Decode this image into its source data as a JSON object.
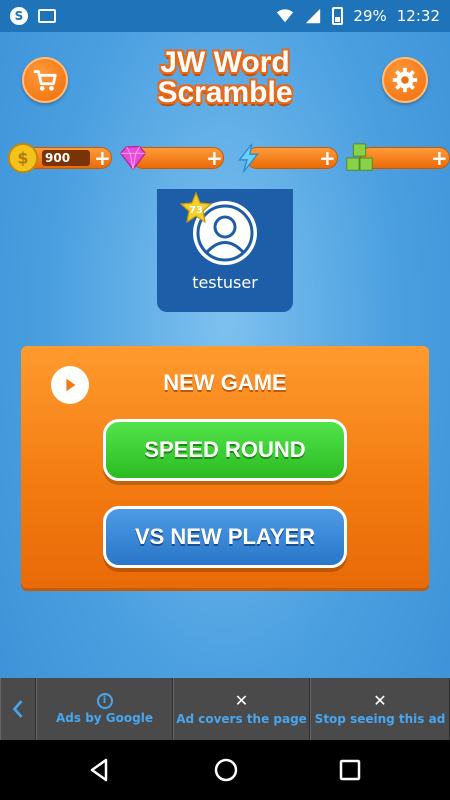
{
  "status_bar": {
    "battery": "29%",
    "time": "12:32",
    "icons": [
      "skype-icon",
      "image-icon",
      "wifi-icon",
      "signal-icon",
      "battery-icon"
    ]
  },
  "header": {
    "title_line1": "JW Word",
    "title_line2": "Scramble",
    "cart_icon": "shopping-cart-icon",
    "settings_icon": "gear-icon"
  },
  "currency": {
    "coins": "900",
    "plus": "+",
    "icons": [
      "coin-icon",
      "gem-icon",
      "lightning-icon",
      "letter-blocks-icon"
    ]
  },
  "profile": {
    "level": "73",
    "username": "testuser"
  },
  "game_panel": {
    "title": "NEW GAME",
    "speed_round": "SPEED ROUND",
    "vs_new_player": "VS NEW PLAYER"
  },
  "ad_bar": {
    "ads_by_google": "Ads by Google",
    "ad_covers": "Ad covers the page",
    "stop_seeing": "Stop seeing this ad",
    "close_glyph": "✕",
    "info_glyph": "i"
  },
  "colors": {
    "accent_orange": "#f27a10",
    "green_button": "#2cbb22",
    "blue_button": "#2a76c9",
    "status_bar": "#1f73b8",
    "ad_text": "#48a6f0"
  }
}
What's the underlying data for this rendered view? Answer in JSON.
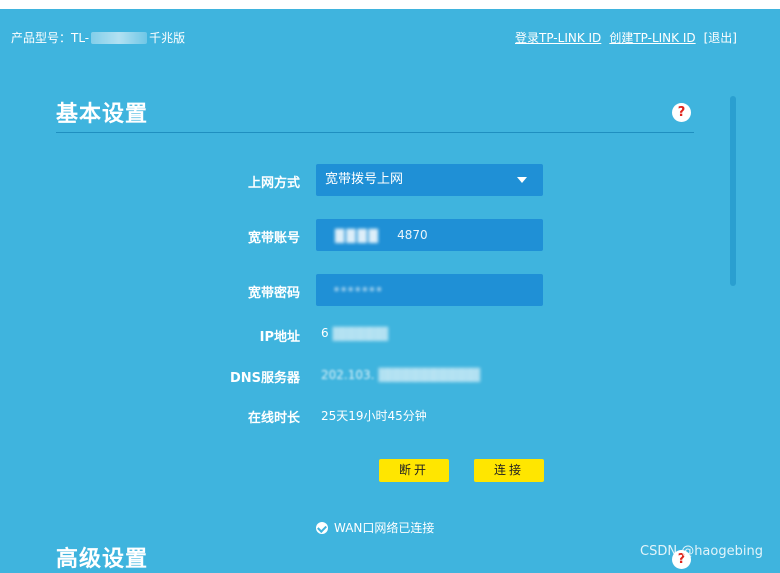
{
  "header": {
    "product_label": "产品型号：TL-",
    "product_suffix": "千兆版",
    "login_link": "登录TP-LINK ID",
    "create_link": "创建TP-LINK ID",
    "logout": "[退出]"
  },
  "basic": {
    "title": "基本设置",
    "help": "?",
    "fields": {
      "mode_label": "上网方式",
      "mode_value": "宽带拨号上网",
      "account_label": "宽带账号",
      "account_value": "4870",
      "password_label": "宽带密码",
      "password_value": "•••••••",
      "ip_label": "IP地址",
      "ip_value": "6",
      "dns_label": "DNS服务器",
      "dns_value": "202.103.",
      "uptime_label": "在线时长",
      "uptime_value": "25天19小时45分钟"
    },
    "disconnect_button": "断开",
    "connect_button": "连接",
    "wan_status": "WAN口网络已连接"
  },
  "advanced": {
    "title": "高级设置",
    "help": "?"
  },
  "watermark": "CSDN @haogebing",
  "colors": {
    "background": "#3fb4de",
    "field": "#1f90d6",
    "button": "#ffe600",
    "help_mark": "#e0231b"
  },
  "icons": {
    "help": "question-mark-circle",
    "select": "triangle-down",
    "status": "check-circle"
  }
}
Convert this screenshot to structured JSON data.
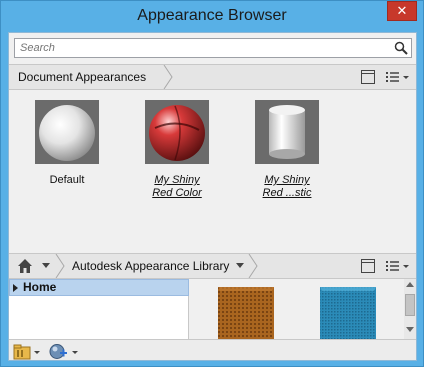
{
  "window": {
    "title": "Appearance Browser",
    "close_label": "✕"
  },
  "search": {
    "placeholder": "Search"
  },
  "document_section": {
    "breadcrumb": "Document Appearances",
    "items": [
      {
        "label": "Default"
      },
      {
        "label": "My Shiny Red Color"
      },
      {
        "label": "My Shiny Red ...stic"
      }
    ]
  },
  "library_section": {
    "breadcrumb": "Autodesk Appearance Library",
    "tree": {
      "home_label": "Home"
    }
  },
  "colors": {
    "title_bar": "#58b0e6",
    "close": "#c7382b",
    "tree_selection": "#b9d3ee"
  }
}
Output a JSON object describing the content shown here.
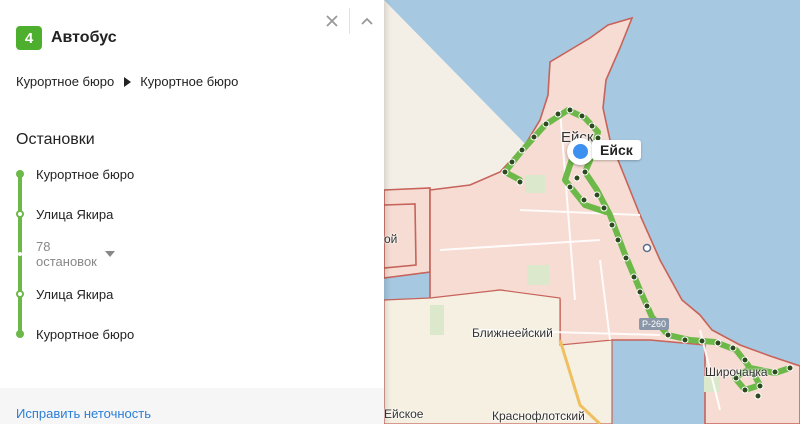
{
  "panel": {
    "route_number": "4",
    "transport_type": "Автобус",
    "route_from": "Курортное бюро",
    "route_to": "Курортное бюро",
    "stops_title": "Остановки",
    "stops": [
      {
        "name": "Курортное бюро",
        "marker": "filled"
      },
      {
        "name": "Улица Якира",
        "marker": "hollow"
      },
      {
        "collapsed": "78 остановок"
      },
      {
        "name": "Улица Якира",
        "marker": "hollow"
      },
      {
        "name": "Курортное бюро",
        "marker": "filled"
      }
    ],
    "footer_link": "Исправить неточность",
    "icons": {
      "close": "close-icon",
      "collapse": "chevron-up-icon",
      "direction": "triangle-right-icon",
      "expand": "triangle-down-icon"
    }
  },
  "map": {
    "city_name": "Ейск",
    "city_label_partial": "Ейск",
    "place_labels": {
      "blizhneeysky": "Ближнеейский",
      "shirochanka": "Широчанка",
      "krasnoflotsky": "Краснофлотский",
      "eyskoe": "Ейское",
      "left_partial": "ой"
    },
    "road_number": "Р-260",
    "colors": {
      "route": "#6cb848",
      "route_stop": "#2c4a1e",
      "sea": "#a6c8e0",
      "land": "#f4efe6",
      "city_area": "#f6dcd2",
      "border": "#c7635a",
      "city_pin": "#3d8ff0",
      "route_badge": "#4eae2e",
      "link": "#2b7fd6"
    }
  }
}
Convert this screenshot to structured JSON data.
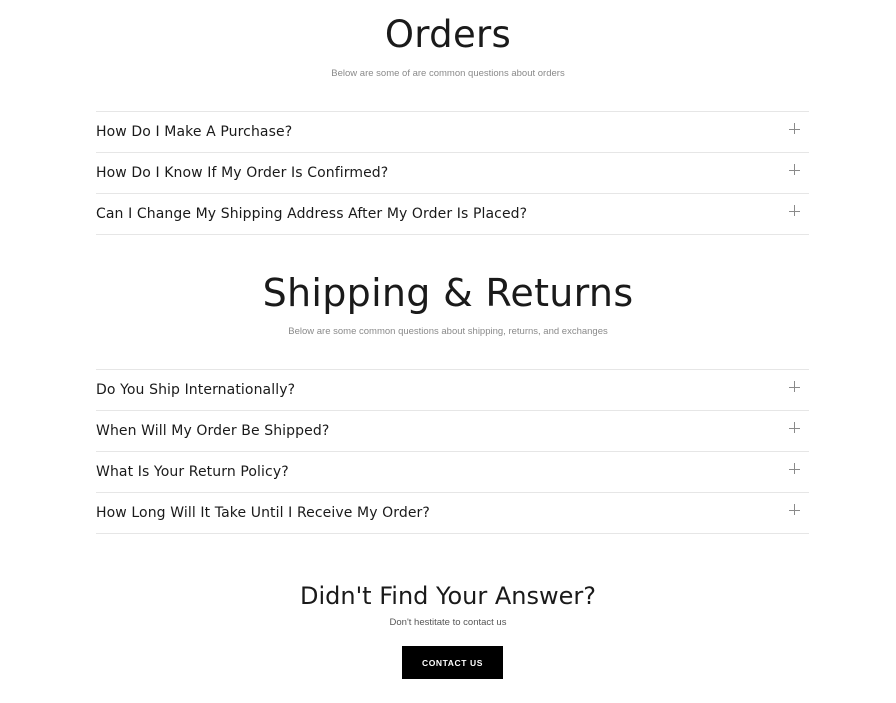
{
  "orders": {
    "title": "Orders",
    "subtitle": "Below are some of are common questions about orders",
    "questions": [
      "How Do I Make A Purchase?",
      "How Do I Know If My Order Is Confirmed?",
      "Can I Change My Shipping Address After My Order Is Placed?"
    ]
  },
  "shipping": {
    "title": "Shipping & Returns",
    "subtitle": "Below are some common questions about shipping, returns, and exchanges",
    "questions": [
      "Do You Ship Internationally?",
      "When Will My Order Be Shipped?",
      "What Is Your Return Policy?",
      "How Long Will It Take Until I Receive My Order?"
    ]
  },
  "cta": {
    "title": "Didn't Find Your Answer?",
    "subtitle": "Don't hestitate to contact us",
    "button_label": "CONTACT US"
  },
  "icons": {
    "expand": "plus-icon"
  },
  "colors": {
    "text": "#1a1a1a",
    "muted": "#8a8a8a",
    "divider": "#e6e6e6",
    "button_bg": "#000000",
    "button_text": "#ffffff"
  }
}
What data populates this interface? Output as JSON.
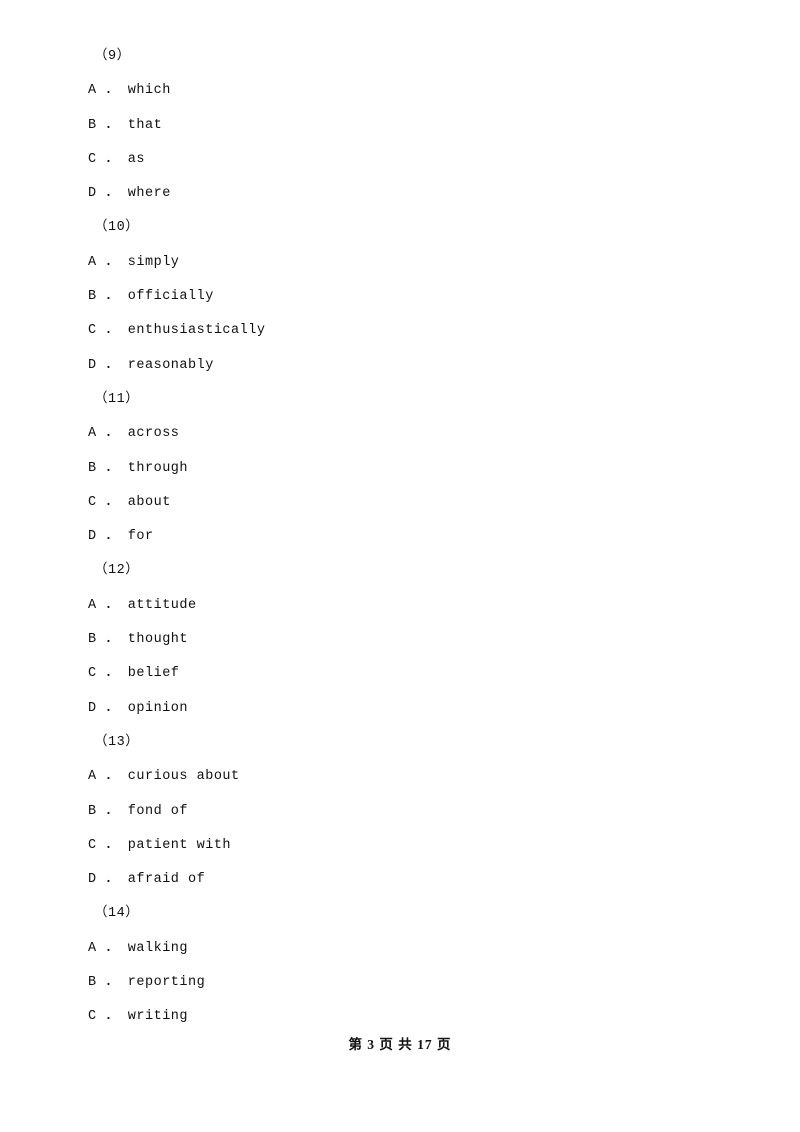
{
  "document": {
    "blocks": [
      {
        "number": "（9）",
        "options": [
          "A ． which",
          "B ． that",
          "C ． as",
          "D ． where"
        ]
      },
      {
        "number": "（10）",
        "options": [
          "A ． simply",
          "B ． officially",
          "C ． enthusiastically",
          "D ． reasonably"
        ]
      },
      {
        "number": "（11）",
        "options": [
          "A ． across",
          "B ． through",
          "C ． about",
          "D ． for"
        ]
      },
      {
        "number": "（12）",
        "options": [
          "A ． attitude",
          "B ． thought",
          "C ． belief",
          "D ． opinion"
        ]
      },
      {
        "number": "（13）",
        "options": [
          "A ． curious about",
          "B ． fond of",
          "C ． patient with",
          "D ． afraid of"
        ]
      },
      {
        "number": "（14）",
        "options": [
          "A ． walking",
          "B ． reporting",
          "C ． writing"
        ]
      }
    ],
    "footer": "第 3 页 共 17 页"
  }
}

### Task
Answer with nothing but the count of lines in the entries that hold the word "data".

### Solution to the problem
5